### What needs to be done
Every entry should be repeated exactly. Omit the pictures.

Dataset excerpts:
------------------------------------------------

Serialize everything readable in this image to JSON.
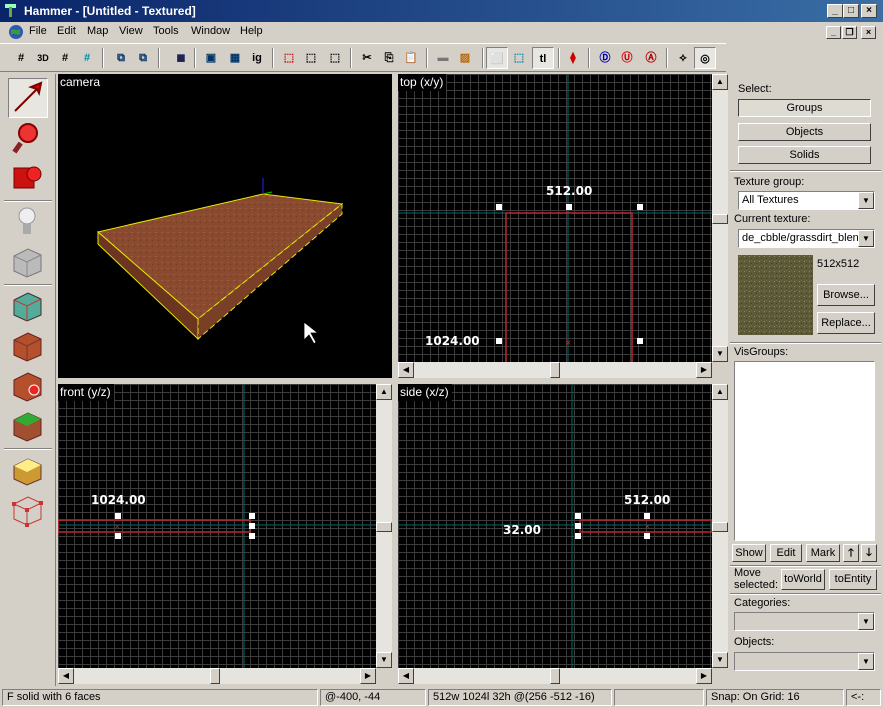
{
  "window": {
    "title": "Hammer - [Untitled - Textured]"
  },
  "menu": [
    "File",
    "Edit",
    "Map",
    "View",
    "Tools",
    "Window",
    "Help"
  ],
  "toolbar": {
    "ig_label": "ig",
    "tl_label": "tl",
    "threed_label": "3D"
  },
  "palette": [
    "selection-tool",
    "magnify-tool",
    "camera-tool",
    "entity-tool",
    "block-tool",
    "texture-application-tool",
    "apply-current-texture-tool",
    "decal-tool",
    "overlay-tool",
    "clipping-tool",
    "vertex-tool"
  ],
  "viewports": {
    "camera": {
      "label": "camera"
    },
    "top": {
      "label": "top (x/y)",
      "width_label": "512.00",
      "height_label": "1024.00"
    },
    "front": {
      "label": "front (y/z)",
      "width_label": "1024.00"
    },
    "side": {
      "label": "side (x/z)",
      "width_label": "512.00",
      "height_label": "32.00"
    }
  },
  "panel": {
    "select_label": "Select:",
    "select_buttons": [
      "Groups",
      "Objects",
      "Solids"
    ],
    "texture_group_label": "Texture group:",
    "texture_group_value": "All Textures",
    "current_texture_label": "Current texture:",
    "current_texture_value": "de_cbble/grassdirt_blend",
    "texture_size": "512x512",
    "browse_label": "Browse...",
    "replace_label": "Replace...",
    "visgroups_label": "VisGroups:",
    "vis_buttons": [
      "Show",
      "Edit",
      "Mark"
    ],
    "move_selected_label": "Move selected:",
    "to_world_label": "toWorld",
    "to_entity_label": "toEntity",
    "categories_label": "Categories:",
    "objects_label": "Objects:"
  },
  "status": {
    "hint": "F",
    "selection": "solid with 6 faces",
    "cursor_coords": "@-400, -44",
    "dimensions": "512w 1024l 32h @(256 -512 -16)",
    "snap": "Snap: On Grid: 16",
    "extra": "<-:"
  },
  "colors": {
    "titlebar": "#0a246a",
    "selection_red": "#c0272d",
    "bbox_yellow": "#e6e600",
    "grid": "#3c3c3c",
    "axis_teal": "#006c6c"
  }
}
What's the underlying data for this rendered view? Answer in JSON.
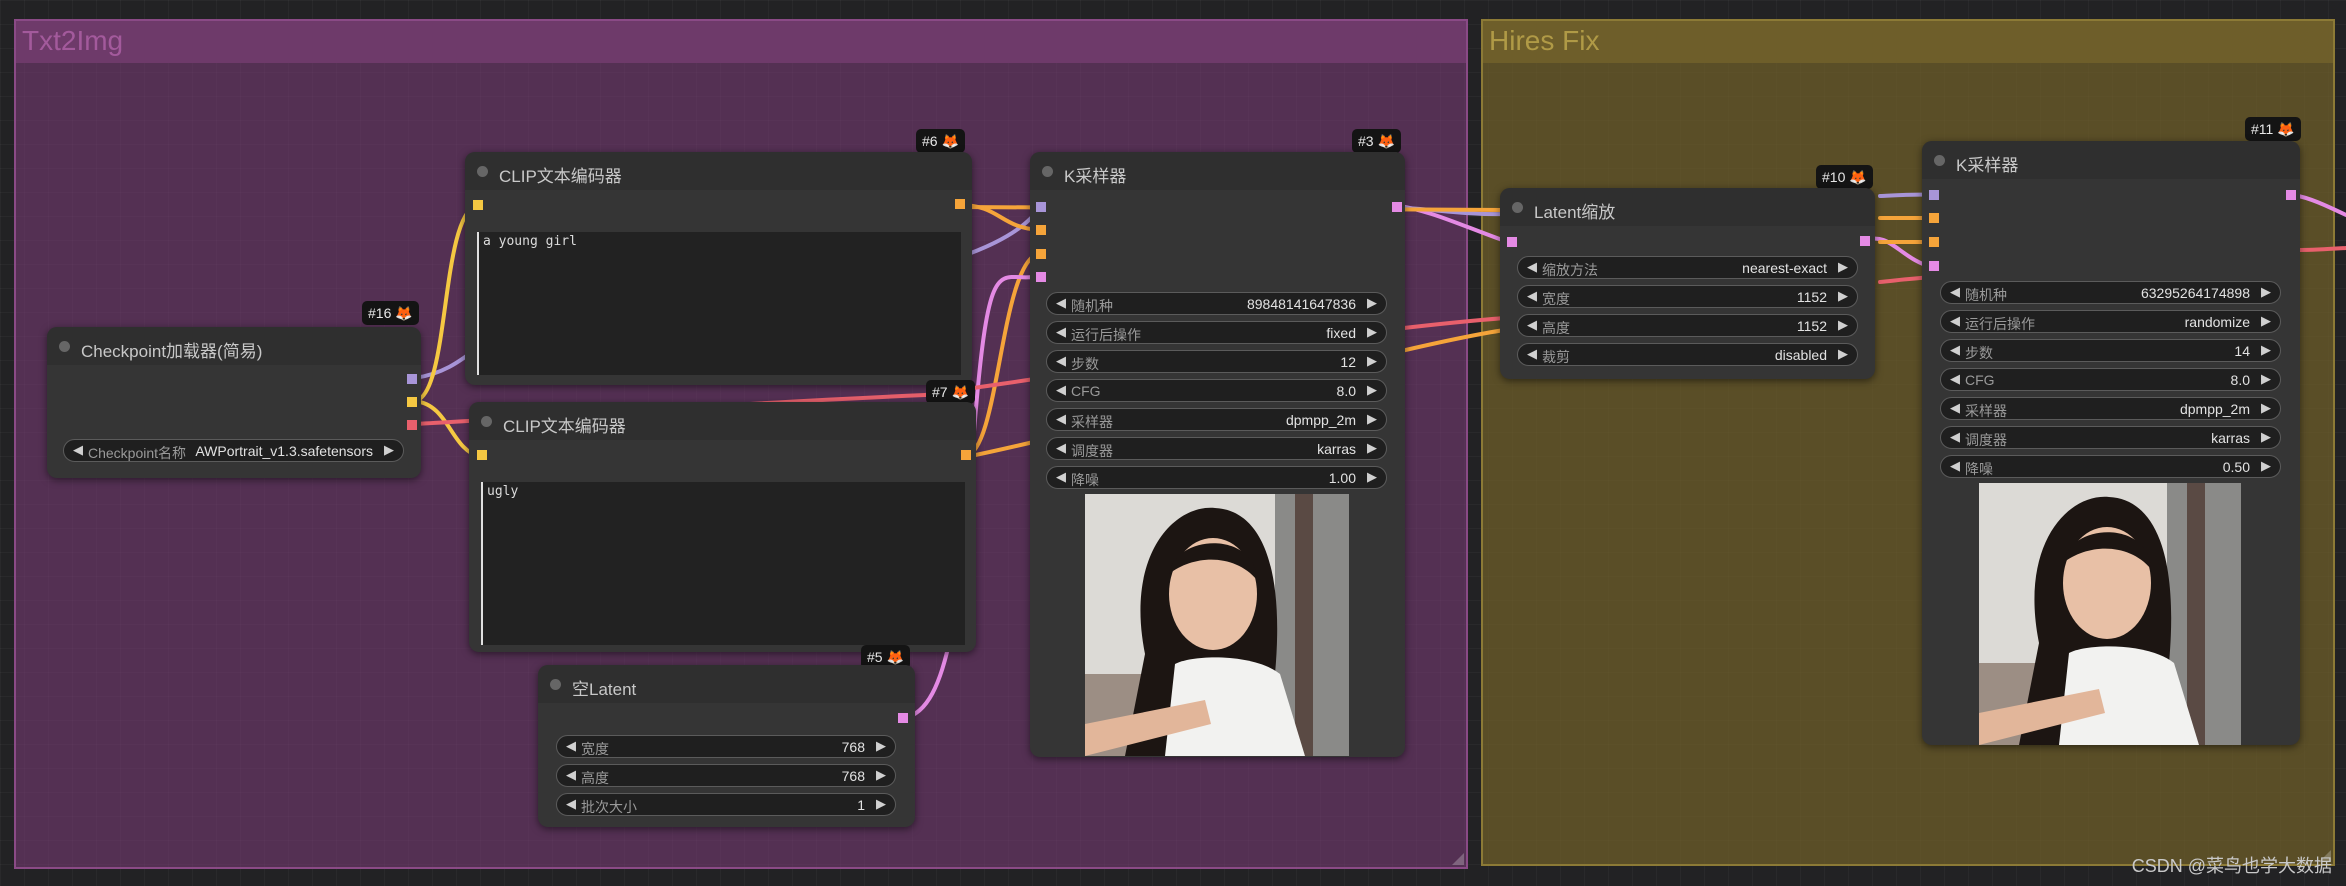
{
  "groups": {
    "txt2img": {
      "title": "Txt2Img"
    },
    "hires": {
      "title": "Hires Fix"
    }
  },
  "nodes": {
    "checkpoint": {
      "badge": "#16",
      "title": "Checkpoint加载器(简易)",
      "widgets": [
        {
          "label": "Checkpoint名称",
          "value": "AWPortrait_v1.3.safetensors"
        }
      ]
    },
    "clip_pos": {
      "badge": "#6",
      "title": "CLIP文本编码器",
      "text": "a young girl"
    },
    "clip_neg": {
      "badge": "#7",
      "title": "CLIP文本编码器",
      "text": "ugly"
    },
    "empty_latent": {
      "badge": "#5",
      "title": "空Latent",
      "widgets": [
        {
          "label": "宽度",
          "value": "768"
        },
        {
          "label": "高度",
          "value": "768"
        },
        {
          "label": "批次大小",
          "value": "1"
        }
      ]
    },
    "ksampler1": {
      "badge": "#3",
      "title": "K采样器",
      "widgets": [
        {
          "label": "随机种",
          "value": "89848141647836"
        },
        {
          "label": "运行后操作",
          "value": "fixed"
        },
        {
          "label": "步数",
          "value": "12"
        },
        {
          "label": "CFG",
          "value": "8.0"
        },
        {
          "label": "采样器",
          "value": "dpmpp_2m"
        },
        {
          "label": "调度器",
          "value": "karras"
        },
        {
          "label": "降噪",
          "value": "1.00"
        }
      ]
    },
    "latent_upscale": {
      "badge": "#10",
      "title": "Latent缩放",
      "widgets": [
        {
          "label": "缩放方法",
          "value": "nearest-exact"
        },
        {
          "label": "宽度",
          "value": "1152"
        },
        {
          "label": "高度",
          "value": "1152"
        },
        {
          "label": "裁剪",
          "value": "disabled"
        }
      ]
    },
    "ksampler2": {
      "badge": "#11",
      "title": "K采样器",
      "widgets": [
        {
          "label": "随机种",
          "value": "63295264174898"
        },
        {
          "label": "运行后操作",
          "value": "randomize"
        },
        {
          "label": "步数",
          "value": "14"
        },
        {
          "label": "CFG",
          "value": "8.0"
        },
        {
          "label": "采样器",
          "value": "dpmpp_2m"
        },
        {
          "label": "调度器",
          "value": "karras"
        },
        {
          "label": "降噪",
          "value": "0.50"
        }
      ]
    }
  },
  "icons": {
    "badge_icon": "fox-icon",
    "arrow_left": "triangle-left-icon",
    "arrow_right": "triangle-right-icon"
  },
  "colors": {
    "model": "#b39ddb",
    "clip": "#ffd54f",
    "vae": "#ef5f6f",
    "conditioning": "#ffa931",
    "latent": "#ff9cf9",
    "group_txt2img": "#7e3c7a",
    "group_hires": "#706028"
  },
  "watermark": "CSDN @菜鸟也学大数据"
}
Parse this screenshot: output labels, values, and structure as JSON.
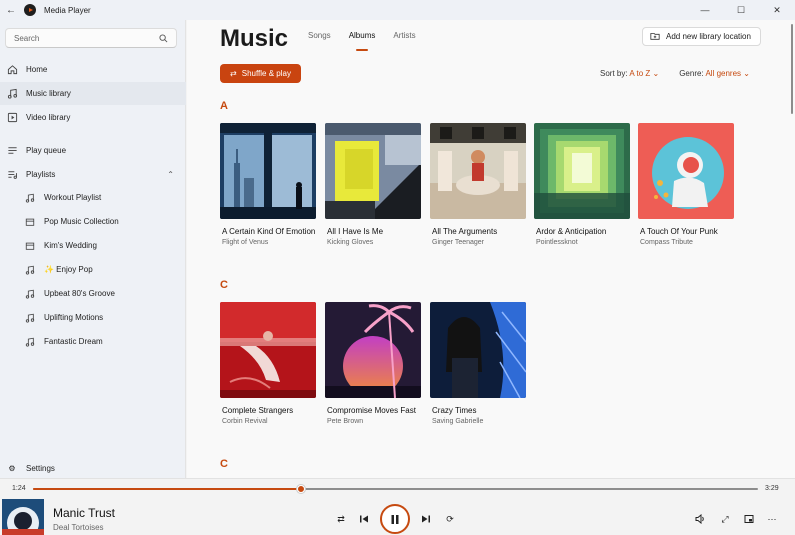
{
  "window": {
    "title": "Media Player"
  },
  "sidebar": {
    "search_placeholder": "Search",
    "items": [
      {
        "label": "Home",
        "icon": "home-icon"
      },
      {
        "label": "Music library",
        "icon": "music-note-icon"
      },
      {
        "label": "Video library",
        "icon": "video-icon"
      },
      {
        "label": "Play queue",
        "icon": "queue-icon"
      },
      {
        "label": "Playlists",
        "icon": "playlist-icon"
      }
    ],
    "playlists": [
      "Workout Playlist",
      "Pop Music Collection",
      "Kim's Wedding",
      "✨ Enjoy Pop",
      "Upbeat 80's Groove",
      "Uplifting Motions",
      "Fantastic Dream"
    ],
    "settings_label": "Settings"
  },
  "main": {
    "title": "Music",
    "tabs": [
      "Songs",
      "Albums",
      "Artists"
    ],
    "active_tab": "Albums",
    "add_location_label": "Add new library location",
    "shuffle_label": "Shuffle & play",
    "sort_label": "Sort by:",
    "sort_value": "A to Z",
    "genre_label": "Genre:",
    "genre_value": "All genres",
    "sections": [
      {
        "letter": "A",
        "albums": [
          {
            "title": "A Certain Kind Of Emotion",
            "artist": "Flight of Venus"
          },
          {
            "title": "All I Have Is Me",
            "artist": "Kicking Gloves"
          },
          {
            "title": "All The Arguments",
            "artist": "Ginger Teenager"
          },
          {
            "title": "Ardor & Anticipation",
            "artist": "Pointlessknot"
          },
          {
            "title": "A Touch Of Your Punk",
            "artist": "Compass Tribute"
          }
        ]
      },
      {
        "letter": "C",
        "albums": [
          {
            "title": "Complete Strangers",
            "artist": "Corbin Revival"
          },
          {
            "title": "Compromise Moves Fast",
            "artist": "Pete Brown"
          },
          {
            "title": "Crazy Times",
            "artist": "Saving Gabrielle"
          }
        ]
      },
      {
        "letter": "C",
        "albums": []
      }
    ]
  },
  "player": {
    "elapsed": "1:24",
    "total": "3:29",
    "progress": 0.37,
    "track_title": "Manic Trust",
    "track_artist": "Deal Tortoises"
  },
  "colors": {
    "accent": "#c64a10"
  }
}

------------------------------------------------

### Result
Serialize everything readable in this image to JSON.
{
  "window": {
    "title": "Hammer - [Untitled - Textured]"
  },
  "menu": [
    "File",
    "Edit",
    "Map",
    "View",
    "Tools",
    "Window",
    "Help"
  ],
  "toolbar": {
    "ig_label": "ig",
    "tl_label": "tl",
    "threed_label": "3D"
  },
  "palette": [
    "selection-tool",
    "magnify-tool",
    "camera-tool",
    "entity-tool",
    "block-tool",
    "texture-application-tool",
    "apply-current-texture-tool",
    "decal-tool",
    "overlay-tool",
    "clipping-tool",
    "vertex-tool"
  ],
  "viewports": {
    "camera": {
      "label": "camera"
    },
    "top": {
      "label": "top (x/y)",
      "width_label": "512.00",
      "height_label": "1024.00"
    },
    "front": {
      "label": "front (y/z)",
      "width_label": "1024.00"
    },
    "side": {
      "label": "side (x/z)",
      "width_label": "512.00",
      "height_label": "32.00"
    }
  },
  "panel": {
    "select_label": "Select:",
    "select_buttons": [
      "Groups",
      "Objects",
      "Solids"
    ],
    "texture_group_label": "Texture group:",
    "texture_group_value": "All Textures",
    "current_texture_label": "Current texture:",
    "current_texture_value": "de_cbble/grassdirt_blend",
    "texture_size": "512x512",
    "browse_label": "Browse...",
    "replace_label": "Replace...",
    "visgroups_label": "VisGroups:",
    "vis_buttons": [
      "Show",
      "Edit",
      "Mark"
    ],
    "move_selected_label": "Move selected:",
    "to_world_label": "toWorld",
    "to_entity_label": "toEntity",
    "categories_label": "Categories:",
    "objects_label": "Objects:"
  },
  "status": {
    "hint": "F",
    "selection": "solid with 6 faces",
    "cursor_coords": "@-400, -44",
    "dimensions": "512w 1024l 32h @(256 -512 -16)",
    "snap": "Snap: On Grid: 16",
    "extra": "<-:"
  },
  "colors": {
    "titlebar": "#0a246a",
    "selection_red": "#c0272d",
    "bbox_yellow": "#e6e600",
    "grid": "#3c3c3c",
    "axis_teal": "#006c6c"
  }
}
What's the underlying data for this rendered view? Answer in JSON.
{
  "groups": {
    "txt2img": {
      "title": "Txt2Img"
    },
    "hires": {
      "title": "Hires Fix"
    }
  },
  "nodes": {
    "checkpoint": {
      "badge": "#16",
      "title": "Checkpoint加载器(简易)",
      "widgets": [
        {
          "label": "Checkpoint名称",
          "value": "AWPortrait_v1.3.safetensors"
        }
      ]
    },
    "clip_pos": {
      "badge": "#6",
      "title": "CLIP文本编码器",
      "text": "a young girl"
    },
    "clip_neg": {
      "badge": "#7",
      "title": "CLIP文本编码器",
      "text": "ugly"
    },
    "empty_latent": {
      "badge": "#5",
      "title": "空Latent",
      "widgets": [
        {
          "label": "宽度",
          "value": "768"
        },
        {
          "label": "高度",
          "value": "768"
        },
        {
          "label": "批次大小",
          "value": "1"
        }
      ]
    },
    "ksampler1": {
      "badge": "#3",
      "title": "K采样器",
      "widgets": [
        {
          "label": "随机种",
          "value": "89848141647836"
        },
        {
          "label": "运行后操作",
          "value": "fixed"
        },
        {
          "label": "步数",
          "value": "12"
        },
        {
          "label": "CFG",
          "value": "8.0"
        },
        {
          "label": "采样器",
          "value": "dpmpp_2m"
        },
        {
          "label": "调度器",
          "value": "karras"
        },
        {
          "label": "降噪",
          "value": "1.00"
        }
      ]
    },
    "latent_upscale": {
      "badge": "#10",
      "title": "Latent缩放",
      "widgets": [
        {
          "label": "缩放方法",
          "value": "nearest-exact"
        },
        {
          "label": "宽度",
          "value": "1152"
        },
        {
          "label": "高度",
          "value": "1152"
        },
        {
          "label": "裁剪",
          "value": "disabled"
        }
      ]
    },
    "ksampler2": {
      "badge": "#11",
      "title": "K采样器",
      "widgets": [
        {
          "label": "随机种",
          "value": "63295264174898"
        },
        {
          "label": "运行后操作",
          "value": "randomize"
        },
        {
          "label": "步数",
          "value": "14"
        },
        {
          "label": "CFG",
          "value": "8.0"
        },
        {
          "label": "采样器",
          "value": "dpmpp_2m"
        },
        {
          "label": "调度器",
          "value": "karras"
        },
        {
          "label": "降噪",
          "value": "0.50"
        }
      ]
    }
  },
  "icons": {
    "badge_icon": "fox-icon",
    "arrow_left": "triangle-left-icon",
    "arrow_right": "triangle-right-icon"
  },
  "colors": {
    "model": "#b39ddb",
    "clip": "#ffd54f",
    "vae": "#ef5f6f",
    "conditioning": "#ffa931",
    "latent": "#ff9cf9",
    "group_txt2img": "#7e3c7a",
    "group_hires": "#706028"
  },
  "watermark": "CSDN @菜鸟也学大数据"
}
Parse this screenshot: output labels, values, and structure as JSON.
{
  "window": {
    "title": "Media Player"
  },
  "sidebar": {
    "search_placeholder": "Search",
    "items": [
      {
        "label": "Home",
        "icon": "home-icon"
      },
      {
        "label": "Music library",
        "icon": "music-note-icon"
      },
      {
        "label": "Video library",
        "icon": "video-icon"
      },
      {
        "label": "Play queue",
        "icon": "queue-icon"
      },
      {
        "label": "Playlists",
        "icon": "playlist-icon"
      }
    ],
    "playlists": [
      "Workout Playlist",
      "Pop Music Collection",
      "Kim's Wedding",
      "✨ Enjoy Pop",
      "Upbeat 80's Groove",
      "Uplifting Motions",
      "Fantastic Dream"
    ],
    "settings_label": "Settings"
  },
  "main": {
    "title": "Music",
    "tabs": [
      "Songs",
      "Albums",
      "Artists"
    ],
    "active_tab": "Albums",
    "add_location_label": "Add new library location",
    "shuffle_label": "Shuffle & play",
    "sort_label": "Sort by:",
    "sort_value": "A to Z",
    "genre_label": "Genre:",
    "genre_value": "All genres",
    "sections": [
      {
        "letter": "A",
        "albums": [
          {
            "title": "A Certain Kind Of Emotion",
            "artist": "Flight of Venus"
          },
          {
            "title": "All I Have Is Me",
            "artist": "Kicking Gloves"
          },
          {
            "title": "All The Arguments",
            "artist": "Ginger Teenager"
          },
          {
            "title": "Ardor & Anticipation",
            "artist": "Pointlessknot"
          },
          {
            "title": "A Touch Of Your Punk",
            "artist": "Compass Tribute"
          }
        ]
      },
      {
        "letter": "C",
        "albums": [
          {
            "title": "Complete Strangers",
            "artist": "Corbin Revival"
          },
          {
            "title": "Compromise Moves Fast",
            "artist": "Pete Brown"
          },
          {
            "title": "Crazy Times",
            "artist": "Saving Gabrielle"
          }
        ]
      },
      {
        "letter": "C",
        "albums": []
      }
    ]
  },
  "player": {
    "elapsed": "1:24",
    "total": "3:29",
    "progress": 0.37,
    "track_title": "Manic Trust",
    "track_artist": "Deal Tortoises"
  },
  "colors": {
    "accent": "#c64a10"
  }
}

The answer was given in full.